A recap of where I’ve been and where I’m going.

I usually try to keep my blog light and friendly, with a little art and inspiration thrown in. I don’t like to use it as a soapbox to complain (who wants to read that?), and I try not to get too personal. But with 2010—one big, lifechanging year—coming to a close and so many new projects on the horizon, I can’t help but find myself thinking about where I’ve been and where I’m going. And I know I’m not the only one who’s doing this. So although this post was suited better for December, I thought that I’d share some of my own stories on where I’ve been and where I’m going to help get your wheels turning. Hopefully you’ll share your own thoughts in the comments section or on your own blogs (as long as you send me a link, please!)

So without further ado, my life lessons, told via cities in which I’ve lived:

Winston-Salem, N.C.: Where I first learned how to think, how to speak French and Arabic, how much I love post-colonial literature, and the power of friendship.  It gave me the confidence to sing opera and art song and a chance to perform both. It [literally] introduced me to Maya Angelou, Colin Powell, Donald Johanson,  and Isabel Bayrakdarian. It taught me some roommates will be friends for life and some friends make terrible roommates. I learned that religion is not for me, and that’s okay.

Edinburgh, Scotland: This is where I put into place Mark Twain’s famous quote: “I never let schooling get in the way of my education.” True, I skipped a lot of classes. But this was the first time I was out on my own, in a place completely new and full of discovery. I spent a semester with British comedians I called flatmates and said ridiculous things like, “but everyone has a dryer!” Oh dear. I stumbled a lot in the beginning, but by my last couple of weeks, British folks would stop me and ask for directions. I loved seeing their faces after my American accent helped them find where they were going.
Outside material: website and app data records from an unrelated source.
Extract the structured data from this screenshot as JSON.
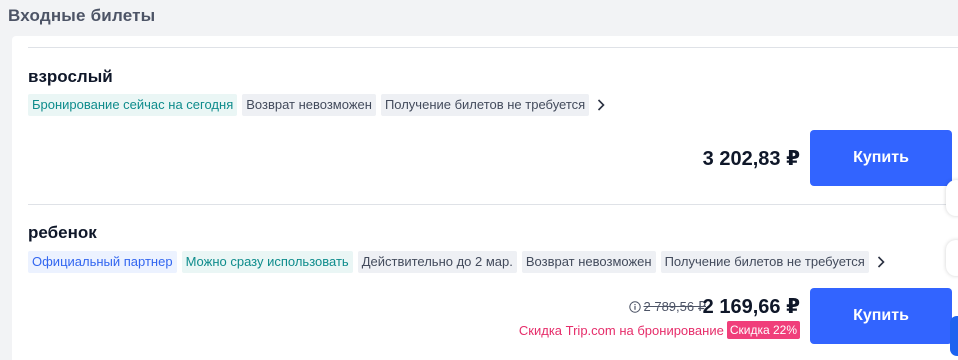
{
  "section": {
    "title": "Входные билеты"
  },
  "tickets": [
    {
      "name": "взрослый",
      "tags": [
        {
          "label": "Бронирование сейчас на сегодня",
          "color": "teal"
        },
        {
          "label": "Возврат невозможен",
          "color": "gray"
        },
        {
          "label": "Получение билетов не требуется",
          "color": "gray"
        }
      ],
      "price": "3 202,83 ₽",
      "buy_label": "Купить"
    },
    {
      "name": "ребенок",
      "tags": [
        {
          "label": "Официальный партнер",
          "color": "blue"
        },
        {
          "label": "Можно сразу использовать",
          "color": "teal"
        },
        {
          "label": "Действительно до 2 мар.",
          "color": "gray"
        },
        {
          "label": "Возврат невозможен",
          "color": "gray"
        },
        {
          "label": "Получение билетов не требуется",
          "color": "gray"
        }
      ],
      "old_price": "2 789,56 ₽",
      "price": "2 169,66 ₽",
      "discount_text": "Скидка Trip.com на бронирование",
      "discount_badge": "Скидка 22%",
      "buy_label": "Купить"
    }
  ],
  "colors": {
    "primary": "#3264ff",
    "discount": "#e62d6a",
    "teal_tag": "#0e8c8c",
    "blue_tag": "#3266f0"
  },
  "icons": {
    "expand": "chevron-right-icon",
    "info": "info-icon"
  }
}
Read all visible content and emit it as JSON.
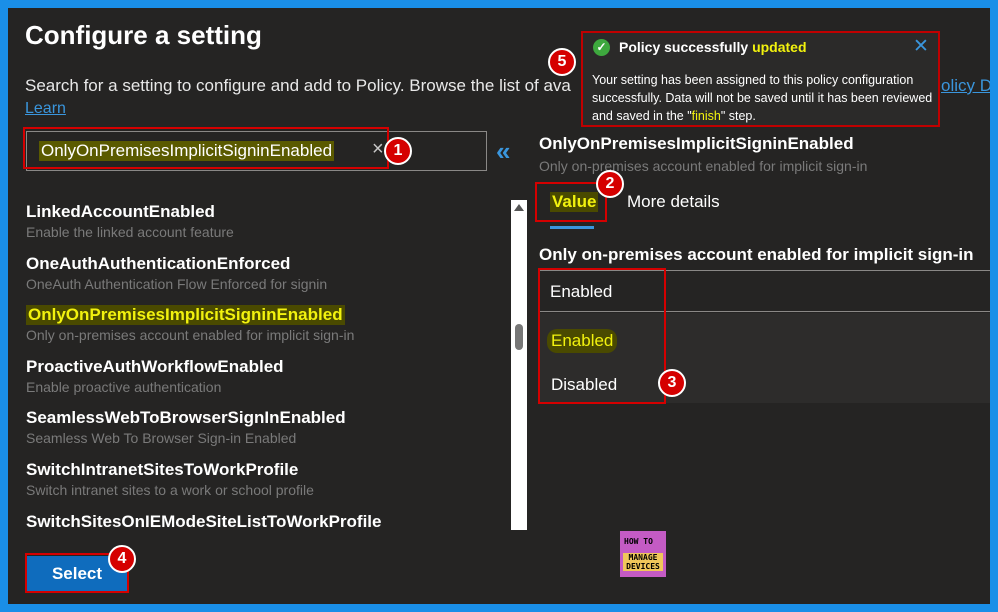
{
  "header": {
    "title": "Configure a setting",
    "description": "Search for a setting to configure and add to Policy. Browse the list of ava",
    "learn_link": "Learn",
    "policy_link": "olicy D"
  },
  "search": {
    "value": "OnlyOnPremisesImplicitSigninEnabled",
    "clear_icon": "×",
    "collapse_icon": "«"
  },
  "settings_list": [
    {
      "name": "LinkedAccountEnabled",
      "description": "Enable the linked account feature"
    },
    {
      "name": "OneAuthAuthenticationEnforced",
      "description": "OneAuth Authentication Flow Enforced for signin"
    },
    {
      "name": "OnlyOnPremisesImplicitSigninEnabled",
      "description": "Only on-premises account enabled for implicit sign-in"
    },
    {
      "name": "ProactiveAuthWorkflowEnabled",
      "description": "Enable proactive authentication"
    },
    {
      "name": "SeamlessWebToBrowserSignInEnabled",
      "description": "Seamless Web To Browser Sign-in Enabled"
    },
    {
      "name": "SwitchIntranetSitesToWorkProfile",
      "description": "Switch intranet sites to a work or school profile"
    },
    {
      "name": "SwitchSitesOnIEModeSiteListToWorkProfile",
      "description": ""
    }
  ],
  "footer": {
    "select_label": "Select"
  },
  "detail": {
    "title": "OnlyOnPremisesImplicitSigninEnabled",
    "subtitle": "Only on-premises account enabled for implicit sign-in",
    "tab_value": "Value",
    "tab_more": "More details",
    "field_label": "Only on-premises account enabled for implicit sign-in",
    "selected_value": "Enabled",
    "options": [
      "Enabled",
      "Disabled"
    ]
  },
  "toast": {
    "title_prefix": "Policy successfully",
    "title_highlight": "updated",
    "body_prefix": "Your setting has been assigned to this policy configuration successfully. Data will not be saved until it has been reviewed and saved in the \"",
    "body_highlight": "finish",
    "body_suffix": "\" step.",
    "check_icon": "✓",
    "close_icon": "✕"
  },
  "badges": [
    "1",
    "2",
    "3",
    "4",
    "5"
  ],
  "logo": {
    "line1": "HOW TO",
    "line2": "MANAGE DEVICES"
  },
  "colors": {
    "background_frame": "#1a8fe8",
    "panel": "#252423",
    "highlight_text": "#f2f20e",
    "annotation_red": "#d50000",
    "accent_blue": "#0f6cbd"
  }
}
Lille, France: I thought living in France would be like living in Scotland. Whoops. This is where I learned that foreign countries don’t like America, but they love Americans. Teenagers are teenagers no matter what nation, and they all want to know more about Brad, Angelina, and Beyonce.  My appearance in Lille’s neighboring villages prompted kebab shop workers to say “Vous êtes les premieres americaines que j’ai jamais rencontré [you are the first Americans I’ve ever met]!” It surprised me to see how big of an impact the United States made on France, and how little of France ever made its way back to America. I also saw my first real display of anti-Semitism on public transportation and watched French teachers become fools over how “America is run by the Jews!” But once I could shake that off, France is where I discovered that I can’t live without art, music, or history. (And where I thought I could never live without pastry—how that’s changed! I’m so thankful I went to France before I learned I couldn’t eat gluten.)
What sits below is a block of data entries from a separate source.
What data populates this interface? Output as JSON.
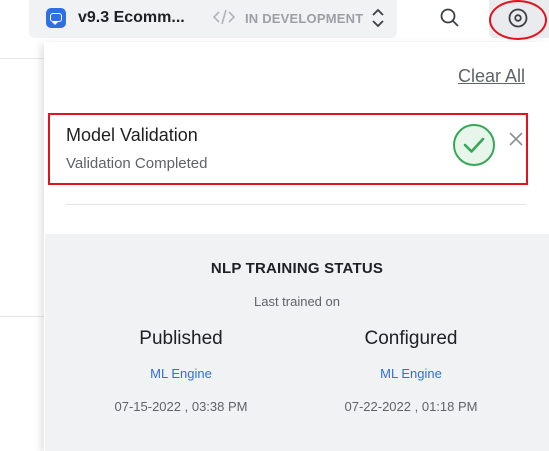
{
  "header": {
    "app_name": "v9.3 Ecomm...",
    "environment": "IN DEVELOPMENT",
    "icons": [
      "bot-icon",
      "code-icon",
      "chevron-updown-icon",
      "search-icon",
      "notification-disc-icon"
    ]
  },
  "panel": {
    "clear_all": "Clear All",
    "notification": {
      "title": "Model Validation",
      "subtitle": "Validation Completed",
      "status_color": "#34a853"
    },
    "training": {
      "title": "NLP TRAINING STATUS",
      "last_trained_label": "Last trained on",
      "columns": [
        {
          "heading": "Published",
          "engine": "ML Engine",
          "date": "07-15-2022 , 03:38 PM"
        },
        {
          "heading": "Configured",
          "engine": "ML Engine",
          "date": "07-22-2022 , 01:18 PM"
        }
      ]
    }
  },
  "colors": {
    "accent": "#2f6fe0",
    "highlight": "#e3121b",
    "success": "#34a853"
  }
}
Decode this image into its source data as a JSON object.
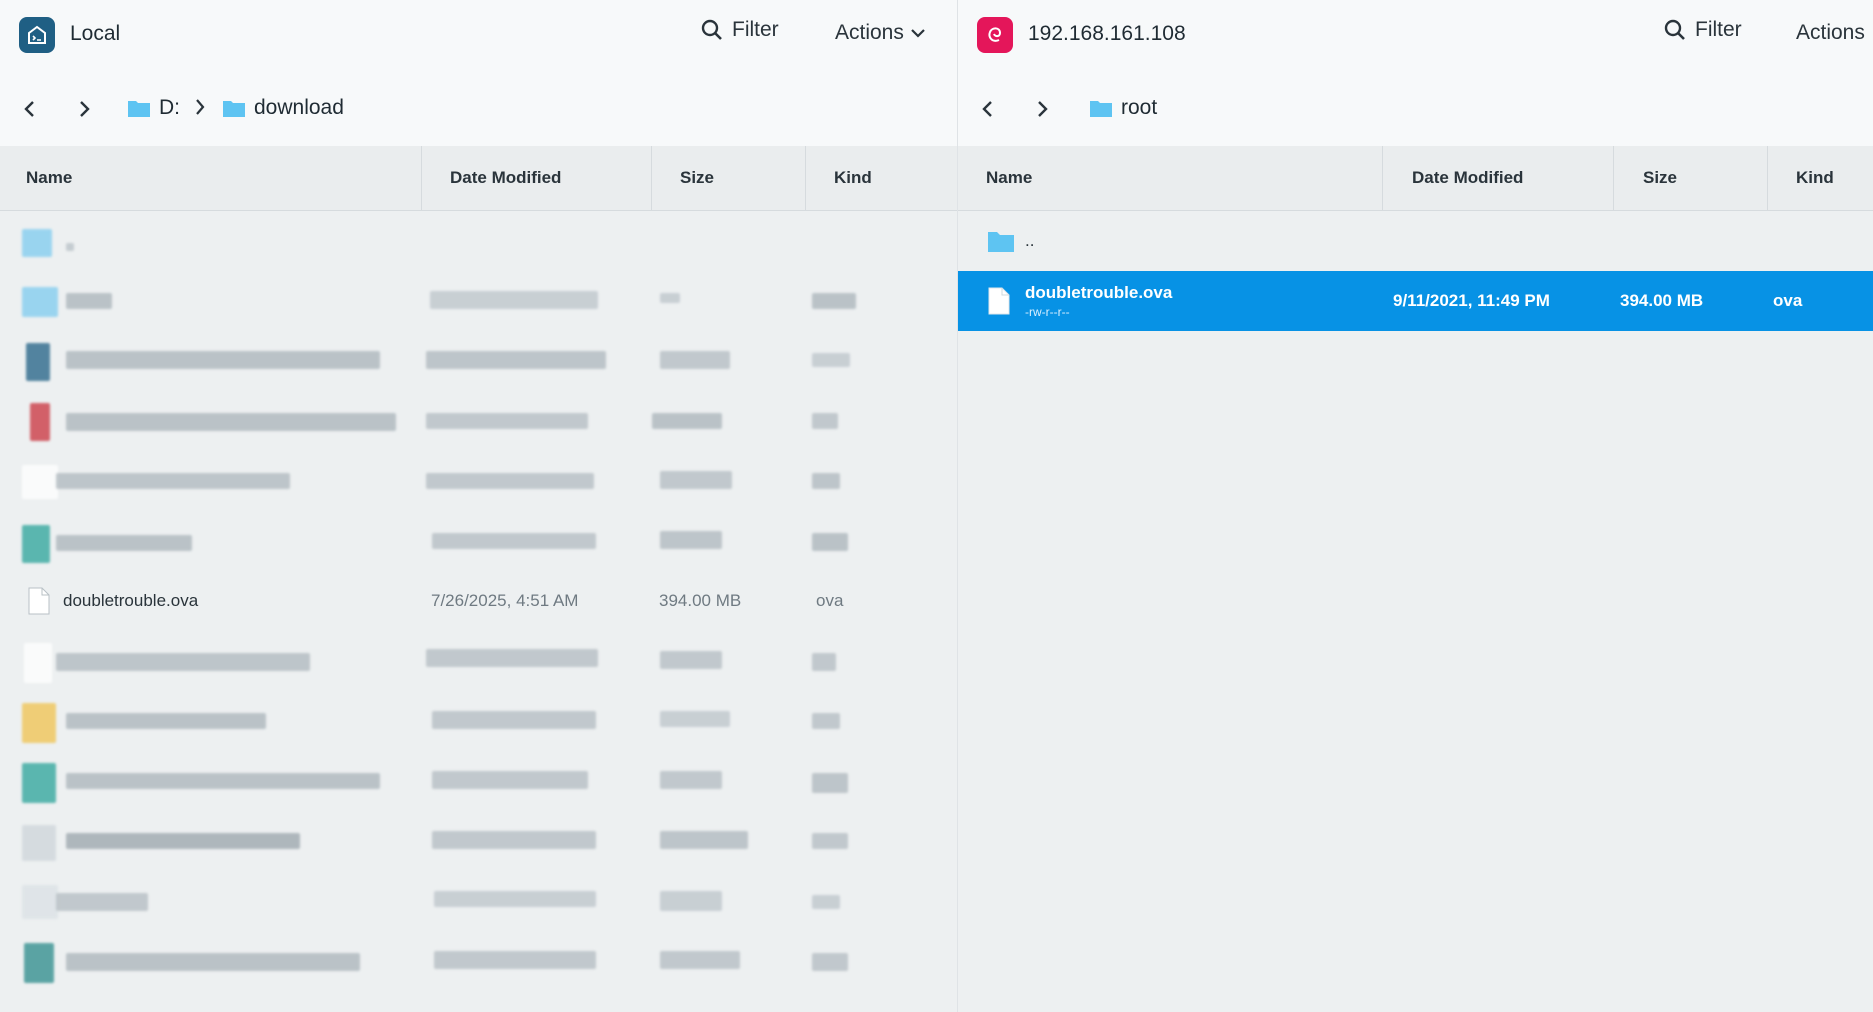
{
  "local": {
    "title": "Local",
    "filter_label": "Filter",
    "actions_label": "Actions",
    "breadcrumb": [
      "D:",
      "download"
    ],
    "columns": [
      "Name",
      "Date Modified",
      "Size",
      "Kind"
    ],
    "visible_file": {
      "name": "doubletrouble.ova",
      "modified": "7/26/2025, 4:51 AM",
      "size": "394.00 MB",
      "kind": "ova"
    }
  },
  "remote": {
    "title": "192.168.161.108",
    "filter_label": "Filter",
    "actions_label": "Actions",
    "breadcrumb": [
      "root"
    ],
    "columns": [
      "Name",
      "Date Modified",
      "Size",
      "Kind"
    ],
    "parent_label": "..",
    "selected_file": {
      "name": "doubletrouble.ova",
      "permissions": "-rw-r--r--",
      "modified": "9/11/2021, 11:49 PM",
      "size": "394.00 MB",
      "kind": "ova"
    }
  },
  "colors": {
    "local_icon": "#1f5f84",
    "remote_icon": "#e4165a",
    "selection": "#0792e5",
    "folder": "#5ec4f2"
  }
}
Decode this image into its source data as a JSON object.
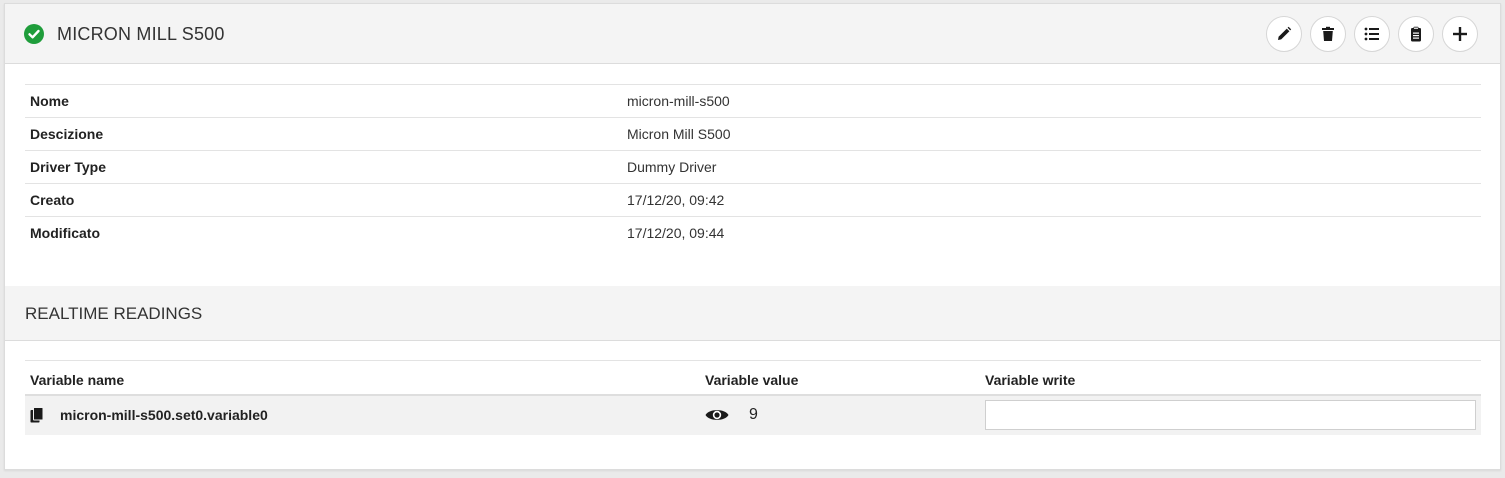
{
  "header": {
    "title": "MICRON MILL S500",
    "status_icon": "check-circle-icon",
    "status_color": "#1f9d3b",
    "toolbar": [
      {
        "icon": "pencil-icon",
        "action": "edit"
      },
      {
        "icon": "trash-icon",
        "action": "delete"
      },
      {
        "icon": "list-icon",
        "action": "list"
      },
      {
        "icon": "clipboard-icon",
        "action": "clipboard"
      },
      {
        "icon": "plus-icon",
        "action": "add"
      }
    ]
  },
  "info": [
    {
      "key": "Nome",
      "value": "micron-mill-s500"
    },
    {
      "key": "Descizione",
      "value": "Micron Mill S500"
    },
    {
      "key": "Driver Type",
      "value": "Dummy Driver"
    },
    {
      "key": "Creato",
      "value": "17/12/20, 09:42"
    },
    {
      "key": "Modificato",
      "value": "17/12/20, 09:44"
    }
  ],
  "realtime": {
    "title": "REALTIME READINGS",
    "columns": [
      "Variable name",
      "Variable value",
      "Variable write"
    ],
    "rows": [
      {
        "name": "micron-mill-s500.set0.variable0",
        "value": "9",
        "write": ""
      }
    ]
  }
}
Washington, D.C.: Taught me that dreams can be rewritten, and it’s not so bad. It taught me road rage (an unfortunate lesson) and never to depend on public transportation to get me anywhere on time (something I never had a problem with in France). D.C. surprised me with the state of the nation’s capital and the many, many homeless people wandering the streets. But it also showed me that I’m driven and can make a plan worth sticking to, and that I’m incredibly suited for creative environments. I learned that long distances really do strengthen a relationship, and I think we’re better off for that.
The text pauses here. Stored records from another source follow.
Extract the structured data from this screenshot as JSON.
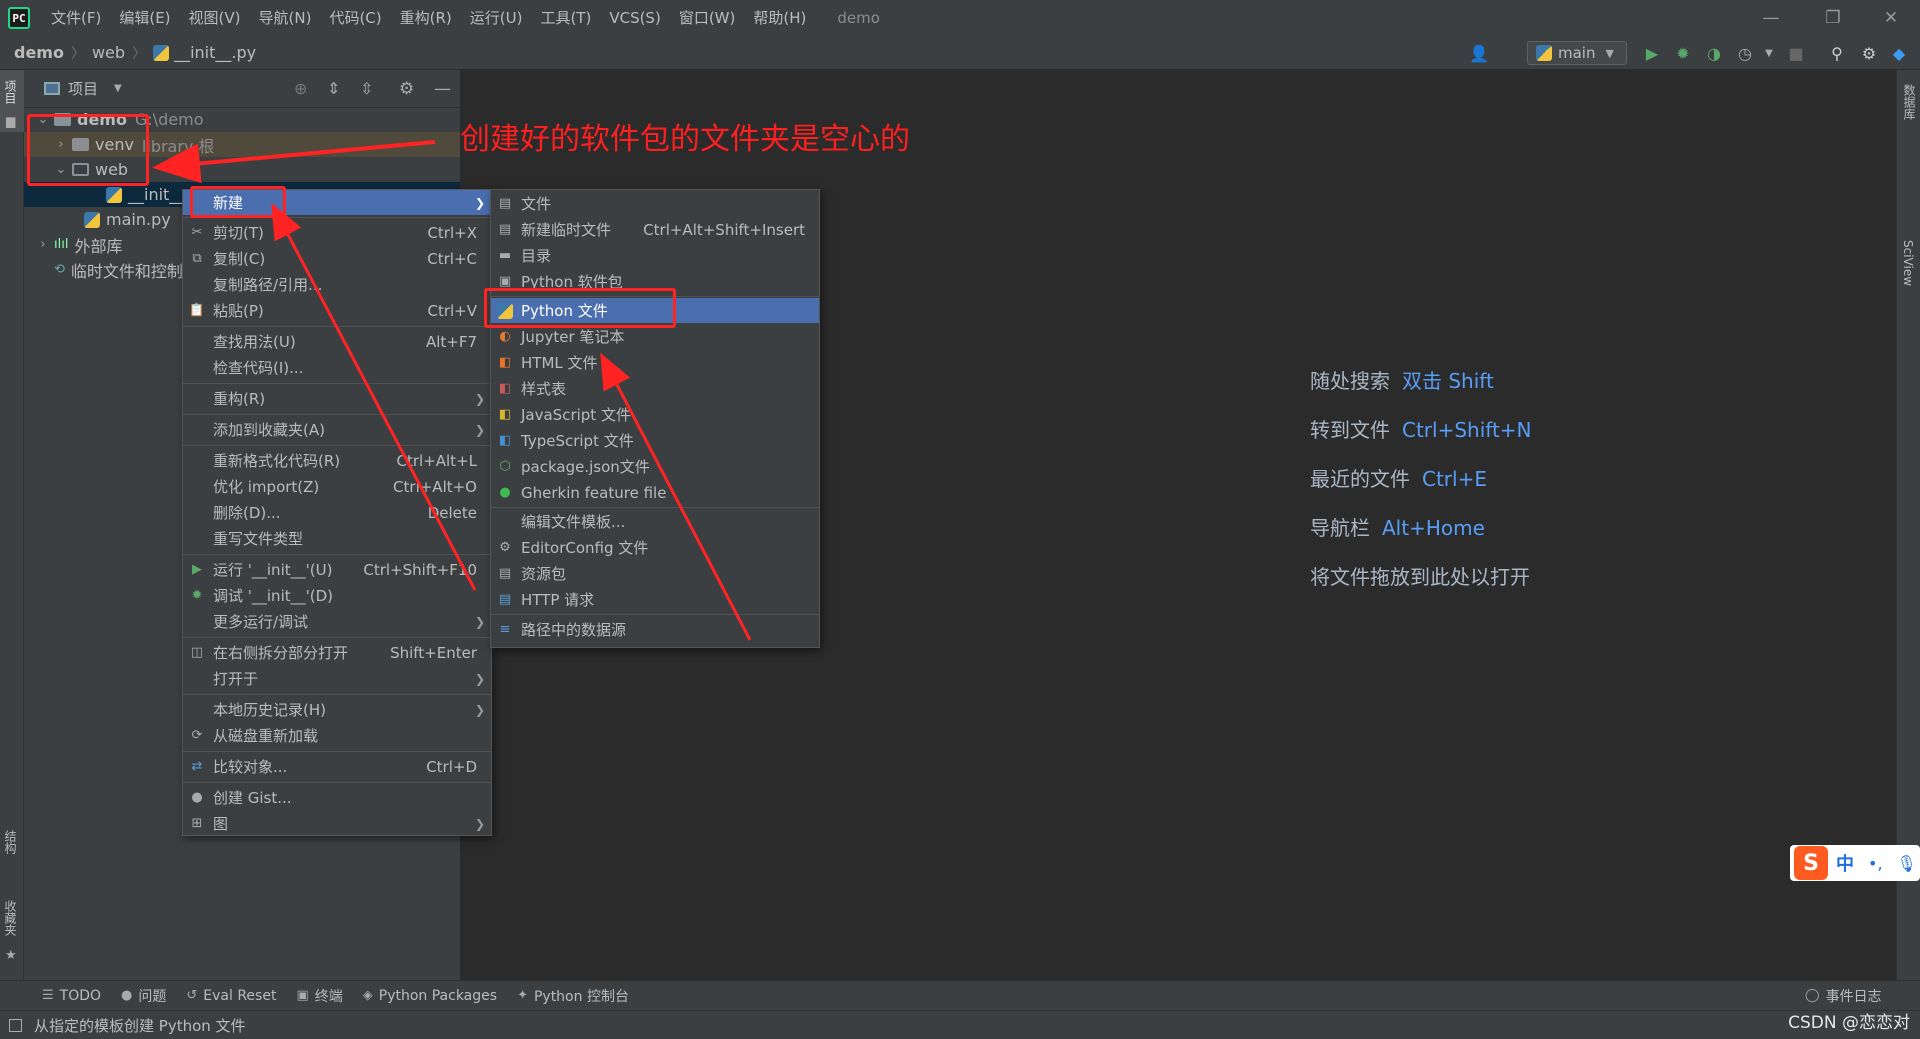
{
  "menubar": {
    "items": [
      "文件(F)",
      "编辑(E)",
      "视图(V)",
      "导航(N)",
      "代码(C)",
      "重构(R)",
      "运行(U)",
      "工具(T)",
      "VCS(S)",
      "窗口(W)",
      "帮助(H)"
    ],
    "window_title": "demo"
  },
  "navbar": {
    "crumbs": [
      "demo",
      "web",
      "__init__.py"
    ],
    "run_config": "main"
  },
  "left_strip": {
    "top_tab": "项目",
    "structure_tab": "结构",
    "favorites_tab": "收藏夹"
  },
  "right_strip": {
    "db_tab": "数据库",
    "sciview_tab": "SciView"
  },
  "project_panel": {
    "title": "项目",
    "tree": [
      {
        "name": "demo",
        "suffix": "G:\\demo"
      },
      {
        "name": "venv",
        "suffix": "library 根"
      },
      {
        "name": "web",
        "suffix": ""
      },
      {
        "name": "__init__.py",
        "suffix": ""
      },
      {
        "name": "main.py",
        "suffix": ""
      },
      {
        "name": "外部库",
        "suffix": ""
      },
      {
        "name": "临时文件和控制台",
        "suffix": ""
      }
    ]
  },
  "editor_hints": [
    {
      "label": "随处搜索",
      "key": "双击 Shift"
    },
    {
      "label": "转到文件",
      "key": "Ctrl+Shift+N"
    },
    {
      "label": "最近的文件",
      "key": "Ctrl+E"
    },
    {
      "label": "导航栏",
      "key": "Alt+Home"
    },
    {
      "label": "将文件拖放到此处以打开",
      "key": ""
    }
  ],
  "context_menu": {
    "items": [
      {
        "label": "新建",
        "shortcut": "",
        "submenu": true
      },
      {
        "label": "剪切(T)",
        "shortcut": "Ctrl+X"
      },
      {
        "label": "复制(C)",
        "shortcut": "Ctrl+C"
      },
      {
        "label": "复制路径/引用...",
        "shortcut": ""
      },
      {
        "label": "粘贴(P)",
        "shortcut": "Ctrl+V"
      },
      {
        "label": "查找用法(U)",
        "shortcut": "Alt+F7"
      },
      {
        "label": "检查代码(I)...",
        "shortcut": ""
      },
      {
        "label": "重构(R)",
        "shortcut": "",
        "submenu": true
      },
      {
        "label": "添加到收藏夹(A)",
        "shortcut": "",
        "submenu": true
      },
      {
        "label": "重新格式化代码(R)",
        "shortcut": "Ctrl+Alt+L"
      },
      {
        "label": "优化 import(Z)",
        "shortcut": "Ctrl+Alt+O"
      },
      {
        "label": "删除(D)...",
        "shortcut": "Delete"
      },
      {
        "label": "重写文件类型",
        "shortcut": ""
      },
      {
        "label": "运行 '__init__'(U)",
        "shortcut": "Ctrl+Shift+F10"
      },
      {
        "label": "调试 '__init__'(D)",
        "shortcut": ""
      },
      {
        "label": "更多运行/调试",
        "shortcut": "",
        "submenu": true
      },
      {
        "label": "在右侧拆分部分打开",
        "shortcut": "Shift+Enter"
      },
      {
        "label": "打开于",
        "shortcut": "",
        "submenu": true
      },
      {
        "label": "本地历史记录(H)",
        "shortcut": "",
        "submenu": true
      },
      {
        "label": "从磁盘重新加载",
        "shortcut": ""
      },
      {
        "label": "比较对象...",
        "shortcut": "Ctrl+D"
      },
      {
        "label": "创建 Gist...",
        "shortcut": ""
      },
      {
        "label": "图",
        "shortcut": "",
        "submenu": true
      }
    ]
  },
  "submenu": {
    "items": [
      {
        "label": "文件",
        "shortcut": ""
      },
      {
        "label": "新建临时文件",
        "shortcut": "Ctrl+Alt+Shift+Insert"
      },
      {
        "label": "目录",
        "shortcut": ""
      },
      {
        "label": "Python 软件包",
        "shortcut": ""
      },
      {
        "label": "Python 文件",
        "shortcut": ""
      },
      {
        "label": "Jupyter 笔记本",
        "shortcut": ""
      },
      {
        "label": "HTML 文件",
        "shortcut": ""
      },
      {
        "label": "样式表",
        "shortcut": ""
      },
      {
        "label": "JavaScript 文件",
        "shortcut": ""
      },
      {
        "label": "TypeScript 文件",
        "shortcut": ""
      },
      {
        "label": "package.json文件",
        "shortcut": ""
      },
      {
        "label": "Gherkin feature file",
        "shortcut": ""
      },
      {
        "label": "编辑文件模板...",
        "shortcut": ""
      },
      {
        "label": "EditorConfig 文件",
        "shortcut": ""
      },
      {
        "label": "资源包",
        "shortcut": ""
      },
      {
        "label": "HTTP 请求",
        "shortcut": ""
      },
      {
        "label": "路径中的数据源",
        "shortcut": ""
      }
    ]
  },
  "annotation": "创建好的软件包的文件夹是空心的",
  "bottom_tools": [
    "TODO",
    "问题",
    "Eval Reset",
    "终端",
    "Python Packages",
    "Python 控制台"
  ],
  "event_log": "事件日志",
  "status_text": "从指定的模板创建 Python 文件",
  "ime": {
    "label": "中"
  },
  "watermark": "CSDN @恋恋对",
  "colors": {
    "accent": "#4b6eaf",
    "annotation_red": "#ff2323",
    "link_blue": "#589df6"
  }
}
Winston-Salem, N.C….AGAIN: Returning to Winston-Salem made me question my path. You make a plan for yourself, and 3 years later, you couldn’t be further from where you thought you’d be. I’m still working this one out. But beyond that, this place taught me that in marriage (and life), it’s okay to depend on someone. I’d been so set on taking care of myself for so long that I forgot what it was like to have someone there to HELP. And let me tell you—it’s wonderful. I’ve also learned to once I’m out of that creative work environment, I crave it, and that it will find a way to surface, even if it means starting my own business.

And that’s where my story ends, so far. What happens next? And more importantly, where have you been that’s put you where you are today? I’d love to hear your stories.